346: See if this service does any better than running service to TRAX. Bus will suffer from congestion along 90th South and I-15 which will give it issues.
The biggest problem I have with the Fast Bus program is that once again its peak hour service only which is a waste of capital investment.
Routes 82, 90, and 94 reduced to peak service only. Reduces the usability of service, reduces ridership on other routes, waste of capital equipment. There will be no cross valley bus service off peak south of 4500 South further reducing the ridership potential.
Once again while a few of this changes makes since, a vast majority are short sighted, and shows that UTA has no concept of a systematic systems approach. How will cutting one route effect other routes?
If UTA wants to cut off peak service how about the ski buses. I see ski bus routes all the time and during off peak hours they are empty. Why should every day riders loose their service when this service which is a waste of capital assets run?
Saturday, January 07, 2006

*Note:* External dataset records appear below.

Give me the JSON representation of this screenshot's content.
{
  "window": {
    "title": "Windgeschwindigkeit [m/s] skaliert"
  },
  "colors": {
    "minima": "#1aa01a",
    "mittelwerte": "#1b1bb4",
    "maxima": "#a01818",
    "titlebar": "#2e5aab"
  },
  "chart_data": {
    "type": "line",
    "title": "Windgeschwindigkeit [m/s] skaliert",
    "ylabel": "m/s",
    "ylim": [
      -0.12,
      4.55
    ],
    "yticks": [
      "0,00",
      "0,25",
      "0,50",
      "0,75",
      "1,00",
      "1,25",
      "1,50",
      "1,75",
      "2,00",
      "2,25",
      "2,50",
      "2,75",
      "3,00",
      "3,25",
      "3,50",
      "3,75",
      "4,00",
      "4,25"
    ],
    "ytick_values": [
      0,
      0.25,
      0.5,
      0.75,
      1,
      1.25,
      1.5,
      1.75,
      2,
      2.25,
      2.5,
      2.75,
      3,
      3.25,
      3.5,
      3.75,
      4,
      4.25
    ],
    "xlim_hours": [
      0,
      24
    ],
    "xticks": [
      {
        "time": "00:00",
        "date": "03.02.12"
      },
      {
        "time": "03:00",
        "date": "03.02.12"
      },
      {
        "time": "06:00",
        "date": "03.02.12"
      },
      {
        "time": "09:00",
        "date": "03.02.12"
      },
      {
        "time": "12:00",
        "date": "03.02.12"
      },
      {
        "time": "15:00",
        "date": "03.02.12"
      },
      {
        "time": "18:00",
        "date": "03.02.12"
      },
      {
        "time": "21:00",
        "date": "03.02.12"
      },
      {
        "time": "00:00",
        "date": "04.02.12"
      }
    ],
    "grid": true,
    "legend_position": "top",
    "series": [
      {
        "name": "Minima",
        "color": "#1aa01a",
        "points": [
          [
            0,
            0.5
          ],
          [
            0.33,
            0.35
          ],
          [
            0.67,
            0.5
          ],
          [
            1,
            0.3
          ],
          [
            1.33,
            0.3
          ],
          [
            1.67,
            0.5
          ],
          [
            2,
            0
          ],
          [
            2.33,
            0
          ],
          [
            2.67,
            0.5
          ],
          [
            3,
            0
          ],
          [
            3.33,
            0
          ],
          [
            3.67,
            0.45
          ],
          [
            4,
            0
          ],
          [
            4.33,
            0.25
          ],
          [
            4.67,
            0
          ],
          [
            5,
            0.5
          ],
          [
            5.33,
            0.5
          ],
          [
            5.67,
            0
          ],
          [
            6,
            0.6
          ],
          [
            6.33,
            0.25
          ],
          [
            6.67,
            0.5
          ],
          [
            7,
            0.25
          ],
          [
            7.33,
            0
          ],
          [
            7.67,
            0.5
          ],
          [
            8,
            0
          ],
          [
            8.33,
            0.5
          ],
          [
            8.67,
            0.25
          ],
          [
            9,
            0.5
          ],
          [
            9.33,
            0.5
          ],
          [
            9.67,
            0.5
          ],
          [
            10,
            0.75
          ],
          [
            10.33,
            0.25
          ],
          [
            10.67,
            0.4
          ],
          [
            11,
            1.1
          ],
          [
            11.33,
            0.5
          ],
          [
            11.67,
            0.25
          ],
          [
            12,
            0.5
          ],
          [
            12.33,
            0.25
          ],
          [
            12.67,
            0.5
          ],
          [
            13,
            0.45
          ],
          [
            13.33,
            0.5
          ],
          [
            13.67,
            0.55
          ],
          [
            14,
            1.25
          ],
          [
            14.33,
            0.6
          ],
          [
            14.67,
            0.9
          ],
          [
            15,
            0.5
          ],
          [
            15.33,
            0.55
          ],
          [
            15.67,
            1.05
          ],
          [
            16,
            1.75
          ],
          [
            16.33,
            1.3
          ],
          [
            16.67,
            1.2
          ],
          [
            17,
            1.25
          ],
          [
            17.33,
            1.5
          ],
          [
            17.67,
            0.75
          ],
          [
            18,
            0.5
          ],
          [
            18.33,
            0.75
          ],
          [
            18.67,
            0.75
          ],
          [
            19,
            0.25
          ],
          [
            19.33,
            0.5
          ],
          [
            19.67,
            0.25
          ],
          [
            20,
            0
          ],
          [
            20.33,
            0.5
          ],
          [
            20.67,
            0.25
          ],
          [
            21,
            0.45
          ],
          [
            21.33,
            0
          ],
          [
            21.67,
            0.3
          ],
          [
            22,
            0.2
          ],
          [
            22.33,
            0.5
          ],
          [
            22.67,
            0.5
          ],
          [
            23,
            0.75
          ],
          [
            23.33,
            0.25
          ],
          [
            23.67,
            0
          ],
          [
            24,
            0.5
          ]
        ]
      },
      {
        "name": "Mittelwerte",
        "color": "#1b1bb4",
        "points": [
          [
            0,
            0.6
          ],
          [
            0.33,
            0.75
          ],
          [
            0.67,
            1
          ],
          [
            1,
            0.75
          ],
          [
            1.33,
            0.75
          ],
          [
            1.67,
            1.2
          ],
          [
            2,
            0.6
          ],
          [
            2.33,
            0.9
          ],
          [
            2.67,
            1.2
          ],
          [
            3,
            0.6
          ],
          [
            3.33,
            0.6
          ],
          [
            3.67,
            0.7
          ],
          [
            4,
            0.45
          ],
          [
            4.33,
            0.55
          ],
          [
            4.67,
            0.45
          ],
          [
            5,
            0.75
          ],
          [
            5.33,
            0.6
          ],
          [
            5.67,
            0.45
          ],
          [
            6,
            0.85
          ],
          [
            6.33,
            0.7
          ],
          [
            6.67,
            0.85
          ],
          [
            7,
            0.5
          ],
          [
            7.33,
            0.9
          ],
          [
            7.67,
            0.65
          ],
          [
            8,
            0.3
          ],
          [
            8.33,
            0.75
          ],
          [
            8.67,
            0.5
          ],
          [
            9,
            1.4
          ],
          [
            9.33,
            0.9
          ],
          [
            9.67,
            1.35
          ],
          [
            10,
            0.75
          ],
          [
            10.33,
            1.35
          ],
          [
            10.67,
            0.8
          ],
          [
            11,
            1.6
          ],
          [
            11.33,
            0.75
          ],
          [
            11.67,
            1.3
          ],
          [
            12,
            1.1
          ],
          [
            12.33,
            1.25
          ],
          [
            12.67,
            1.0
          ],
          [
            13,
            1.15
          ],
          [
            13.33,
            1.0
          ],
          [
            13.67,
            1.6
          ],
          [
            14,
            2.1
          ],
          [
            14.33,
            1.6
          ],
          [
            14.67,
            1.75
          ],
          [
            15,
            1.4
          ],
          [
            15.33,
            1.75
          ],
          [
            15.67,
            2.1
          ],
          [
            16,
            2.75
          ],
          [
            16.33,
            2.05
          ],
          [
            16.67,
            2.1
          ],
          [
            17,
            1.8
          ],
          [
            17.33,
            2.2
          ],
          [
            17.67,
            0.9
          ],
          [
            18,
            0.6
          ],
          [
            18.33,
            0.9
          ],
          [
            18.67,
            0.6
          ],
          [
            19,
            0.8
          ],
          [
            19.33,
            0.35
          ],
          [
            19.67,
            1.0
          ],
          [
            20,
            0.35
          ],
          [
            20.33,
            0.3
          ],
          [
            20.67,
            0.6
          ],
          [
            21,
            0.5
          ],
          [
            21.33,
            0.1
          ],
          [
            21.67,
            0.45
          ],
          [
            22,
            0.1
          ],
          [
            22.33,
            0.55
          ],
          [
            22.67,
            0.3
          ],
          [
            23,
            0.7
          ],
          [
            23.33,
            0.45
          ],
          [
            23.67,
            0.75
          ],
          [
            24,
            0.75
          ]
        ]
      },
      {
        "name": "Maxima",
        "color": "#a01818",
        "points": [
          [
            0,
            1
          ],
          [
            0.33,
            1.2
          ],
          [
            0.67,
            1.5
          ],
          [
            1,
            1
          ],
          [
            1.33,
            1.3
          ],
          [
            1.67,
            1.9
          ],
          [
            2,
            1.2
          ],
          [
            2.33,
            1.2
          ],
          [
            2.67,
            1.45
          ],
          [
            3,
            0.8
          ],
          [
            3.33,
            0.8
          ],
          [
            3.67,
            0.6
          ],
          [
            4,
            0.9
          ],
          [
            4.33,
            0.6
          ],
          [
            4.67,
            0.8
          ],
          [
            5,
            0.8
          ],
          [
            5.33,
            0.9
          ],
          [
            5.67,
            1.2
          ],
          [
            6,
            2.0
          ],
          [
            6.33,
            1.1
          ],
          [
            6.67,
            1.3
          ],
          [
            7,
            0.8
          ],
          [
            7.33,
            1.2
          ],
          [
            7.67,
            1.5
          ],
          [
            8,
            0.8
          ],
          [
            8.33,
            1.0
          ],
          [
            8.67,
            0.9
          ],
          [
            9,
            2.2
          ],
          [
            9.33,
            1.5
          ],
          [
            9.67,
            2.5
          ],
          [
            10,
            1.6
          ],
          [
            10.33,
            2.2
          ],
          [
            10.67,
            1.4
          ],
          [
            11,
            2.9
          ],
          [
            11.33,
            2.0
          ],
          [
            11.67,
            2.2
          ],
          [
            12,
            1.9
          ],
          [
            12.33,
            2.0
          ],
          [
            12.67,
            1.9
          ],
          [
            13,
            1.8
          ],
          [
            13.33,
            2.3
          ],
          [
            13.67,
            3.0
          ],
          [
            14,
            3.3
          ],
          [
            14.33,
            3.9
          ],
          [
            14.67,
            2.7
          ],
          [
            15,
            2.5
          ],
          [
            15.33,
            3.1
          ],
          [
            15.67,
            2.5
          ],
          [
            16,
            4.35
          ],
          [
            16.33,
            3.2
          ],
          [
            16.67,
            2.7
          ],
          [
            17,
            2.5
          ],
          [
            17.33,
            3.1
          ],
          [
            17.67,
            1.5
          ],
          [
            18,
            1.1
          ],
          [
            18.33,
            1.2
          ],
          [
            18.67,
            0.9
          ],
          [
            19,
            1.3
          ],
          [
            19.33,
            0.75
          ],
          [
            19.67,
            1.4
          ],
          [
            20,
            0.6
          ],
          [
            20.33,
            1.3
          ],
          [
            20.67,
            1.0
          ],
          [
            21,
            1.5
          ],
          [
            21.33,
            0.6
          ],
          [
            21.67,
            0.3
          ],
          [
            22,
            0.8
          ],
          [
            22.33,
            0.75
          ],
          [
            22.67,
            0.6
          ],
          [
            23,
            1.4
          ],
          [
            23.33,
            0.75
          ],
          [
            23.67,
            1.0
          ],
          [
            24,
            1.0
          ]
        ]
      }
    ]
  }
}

Deseret News Article talking to the mayors of Provo and Orem about transportation. Unfortunately the article mentions nothing about transit mainly talking about the Provo Airport and one brief mention of traffic on Interstate 15.
If this is the best our politicians can come up with when talking about transportation problems and future development in the region, it is not surprising the issues we already face and the more we are going to face in the future.

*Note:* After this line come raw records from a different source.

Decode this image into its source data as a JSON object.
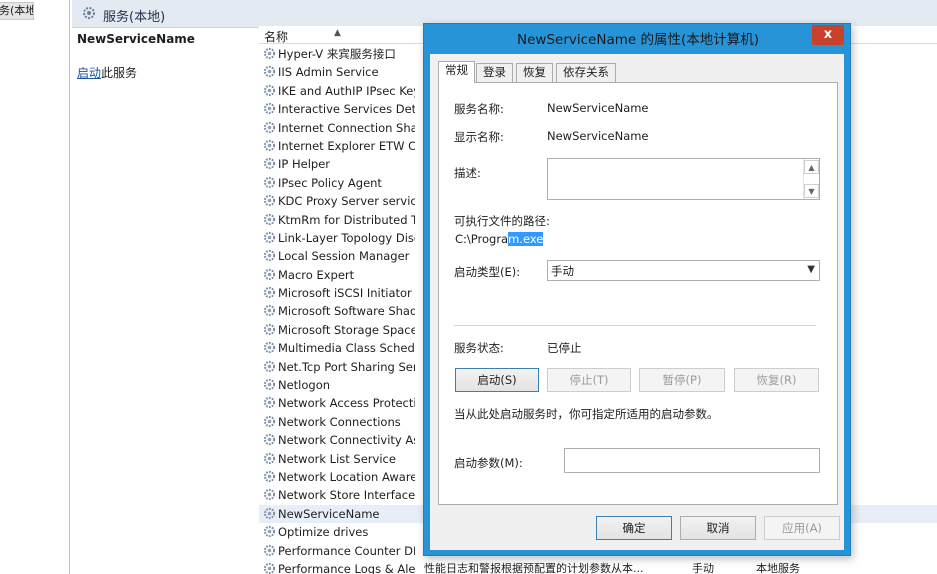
{
  "tree": {
    "item_label": "务(本地)"
  },
  "panel": {
    "title": "服务(本地)",
    "selected_service": "NewServiceName",
    "start_link": "启动",
    "start_suffix": "此服务"
  },
  "list": {
    "col_name": "名称",
    "rows": [
      {
        "name": "Hyper-V 来宾服务接口"
      },
      {
        "name": "IIS Admin Service"
      },
      {
        "name": "IKE and AuthIP IPsec Key..."
      },
      {
        "name": "Interactive Services Dete..."
      },
      {
        "name": "Internet Connection Shari..."
      },
      {
        "name": "Internet Explorer ETW C..."
      },
      {
        "name": "IP Helper"
      },
      {
        "name": "IPsec Policy Agent"
      },
      {
        "name": "KDC Proxy Server service..."
      },
      {
        "name": "KtmRm for Distributed Tr..."
      },
      {
        "name": "Link-Layer Topology Disc..."
      },
      {
        "name": "Local Session Manager"
      },
      {
        "name": "Macro Expert"
      },
      {
        "name": "Microsoft iSCSI Initiator ..."
      },
      {
        "name": "Microsoft Software Shad..."
      },
      {
        "name": "Microsoft Storage Space..."
      },
      {
        "name": "Multimedia Class Schedu..."
      },
      {
        "name": "Net.Tcp Port Sharing Ser..."
      },
      {
        "name": "Netlogon"
      },
      {
        "name": "Network Access Protecti..."
      },
      {
        "name": "Network Connections"
      },
      {
        "name": "Network Connectivity Ass..."
      },
      {
        "name": "Network List Service"
      },
      {
        "name": "Network Location Aware..."
      },
      {
        "name": "Network Store Interface ..."
      },
      {
        "name": "NewServiceName"
      },
      {
        "name": "Optimize drives"
      },
      {
        "name": "Performance Counter DL..."
      },
      {
        "name": "Performance Logs & Aler...",
        "desc": "性能日志和警报根据预配置的计划参数从本...",
        "startup": "手动",
        "logon": "本地服务"
      }
    ]
  },
  "dialog": {
    "title": "NewServiceName 的属性(本地计算机)",
    "close": "x",
    "tabs": [
      "常规",
      "登录",
      "恢复",
      "依存关系"
    ],
    "service_name_label": "服务名称:",
    "service_name_value": "NewServiceName",
    "display_name_label": "显示名称:",
    "display_name_value": "NewServiceName",
    "desc_label": "描述:",
    "path_label": "可执行文件的路径:",
    "path_value_a": "C:\\Progra",
    "path_value_b": "m.exe",
    "startup_type_label": "启动类型(E):",
    "startup_type_value": "手动",
    "status_label": "服务状态:",
    "status_value": "已停止",
    "btn_start": "启动(S)",
    "btn_stop": "停止(T)",
    "btn_pause": "暂停(P)",
    "btn_resume": "恢复(R)",
    "hint": "当从此处启动服务时，你可指定所适用的启动参数。",
    "param_label": "启动参数(M):",
    "btn_ok": "确定",
    "btn_cancel": "取消",
    "btn_apply": "应用(A)"
  }
}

Wednesday, January 04, 2006
As expected UTA has released their proposed bus service cuts for April.
First of all I would actually like to commend the UTA. This time you can go to their website and not only see the press release about the proposed service cuts but you can also see the changes that they are proposing in other routes. UTA got it right this time.

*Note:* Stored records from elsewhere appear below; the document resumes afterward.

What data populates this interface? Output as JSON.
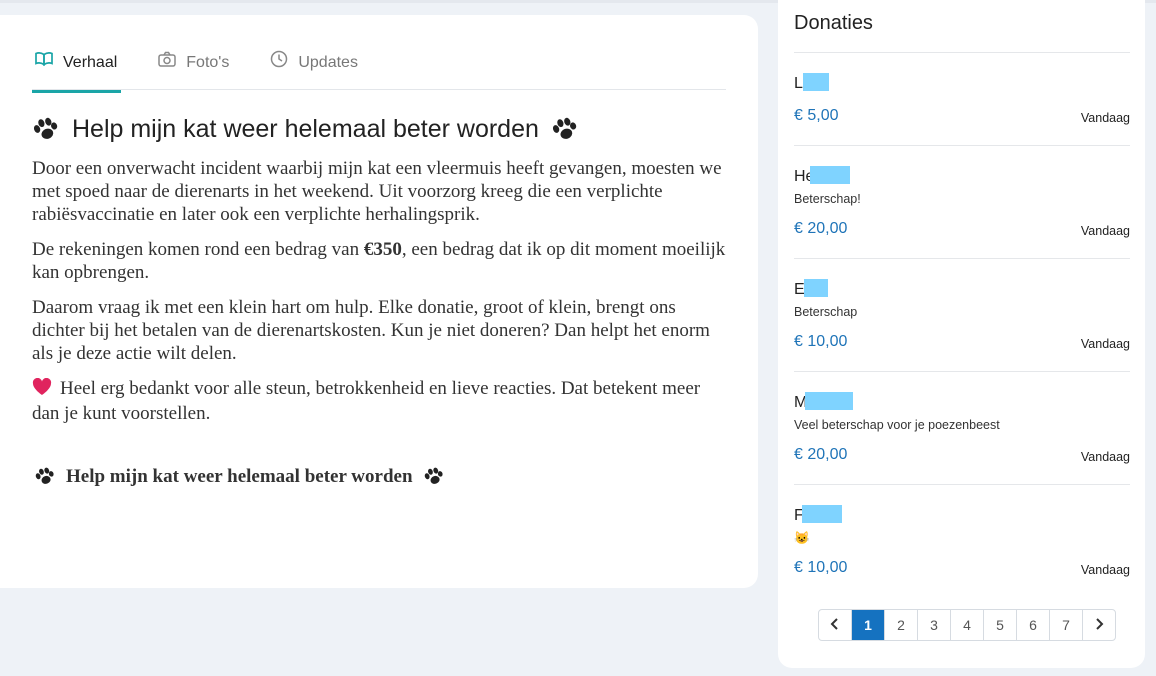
{
  "tabs": [
    {
      "label": "Verhaal",
      "icon": "book-icon",
      "active": true
    },
    {
      "label": "Foto's",
      "icon": "camera-icon",
      "active": false
    },
    {
      "label": "Updates",
      "icon": "clock-icon",
      "active": false
    }
  ],
  "story": {
    "title": "Help mijn kat weer helemaal beter worden",
    "p1": "Door een onverwacht incident waarbij mijn kat een vleermuis heeft gevangen, moesten we met spoed naar de dierenarts in het weekend. Uit voorzorg kreeg die een verplichte rabiësvaccinatie en later ook een verplichte herhalingsprik.",
    "p2_before": "De rekeningen komen rond een bedrag van ",
    "p2_bold": "€350",
    "p2_after": ", een bedrag dat ik op dit moment moeilijk kan opbrengen.",
    "p3": "Daarom vraag ik met een klein hart om hulp. Elke donatie, groot of klein, brengt ons dichter bij het betalen van de dierenartskosten. Kun je niet doneren? Dan helpt het enorm als je deze actie wilt delen.",
    "p4": "Heel erg bedankt voor alle steun, betrokkenheid en lieve reacties. Dat betekent meer dan je kunt voorstellen.",
    "subtitle": "Help mijn kat weer helemaal beter worden"
  },
  "donations": {
    "title": "Donaties",
    "items": [
      {
        "initial": "L",
        "message": "",
        "amount": "€ 5,00",
        "date": "Vandaag"
      },
      {
        "initial": "He",
        "message": "Beterschap!",
        "amount": "€ 20,00",
        "date": "Vandaag"
      },
      {
        "initial": "E",
        "message": "Beterschap",
        "amount": "€ 10,00",
        "date": "Vandaag"
      },
      {
        "initial": "M",
        "message": "Veel beterschap voor je poezenbeest",
        "amount": "€ 20,00",
        "date": "Vandaag"
      },
      {
        "initial": "F",
        "message": "😺",
        "amount": "€ 10,00",
        "date": "Vandaag"
      }
    ]
  },
  "pagination": {
    "prev": "‹",
    "next": "›",
    "pages": [
      "1",
      "2",
      "3",
      "4",
      "5",
      "6",
      "7"
    ],
    "current": "1"
  },
  "colors": {
    "accent": "#1aa5a7",
    "amount": "#1f74b8",
    "page_active": "#1572c0",
    "redaction": "#7fd3ff"
  }
}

Some of the propose changes make since. The west valley are bus service has not made since and some of the proposed changes will make service better for the area. However, whenever you see the goal is reducing duplication of service, that usually means that bus service will be reduced.
Duplication of service has become a bad word in the transit world and it has become bad to have more than one route service a street. However, it does not take into account customer travel patterns.
A perfect example of decreasing service while "eliminating" duplication of service is the proposal to cut the 31 route. Instead of making travel easier it will actually make travel along 3500/3300 south more complicated. If they wanted to eliminate duplicate service they should have extended the 37 all the way to Parley/Foothill, although that would have created a long line with on time issues. Instead of a one seat ride from say the Valley Fair Mall to the Brickyard Plaza it will be a two seat ride, or if your traveling to 2100 south it will be a 2 or 3 seat ride.
Also it was only a couple of years ago that they revised the 16/17 routes and now they are basically returning service to the way it was. So why doesn't UTA admit its planners where wrong and they should never have changed the routes in the first place?
Also the proposed Sandy and Draper "Fast Buses" clearly signal the pending end of the route 33 which travels along 1300 East. This was another dumb move by UTA planners when TRAX first started. Rerouting the bus to the Fashion Place West TRAX station made trip times way to long and poor coordination with other bus services doesn't help. The 33 should once again continue toward downtown or combined with the 11 with every other 11 continuing to Sandy.
Also UTA doesn't mention hours of operation on these new "fast buses" but you most likely will only have buses during rush hour which means they will be of little use for many of UTA's customers.
Once again many of the proposed changes show that UTA is too disconnected from its customers to truly see what kind of transit system is needed. Once again the western and southern Salt Lake Valley will have bus service gutted. Maybe its time for a redesign of UTA management.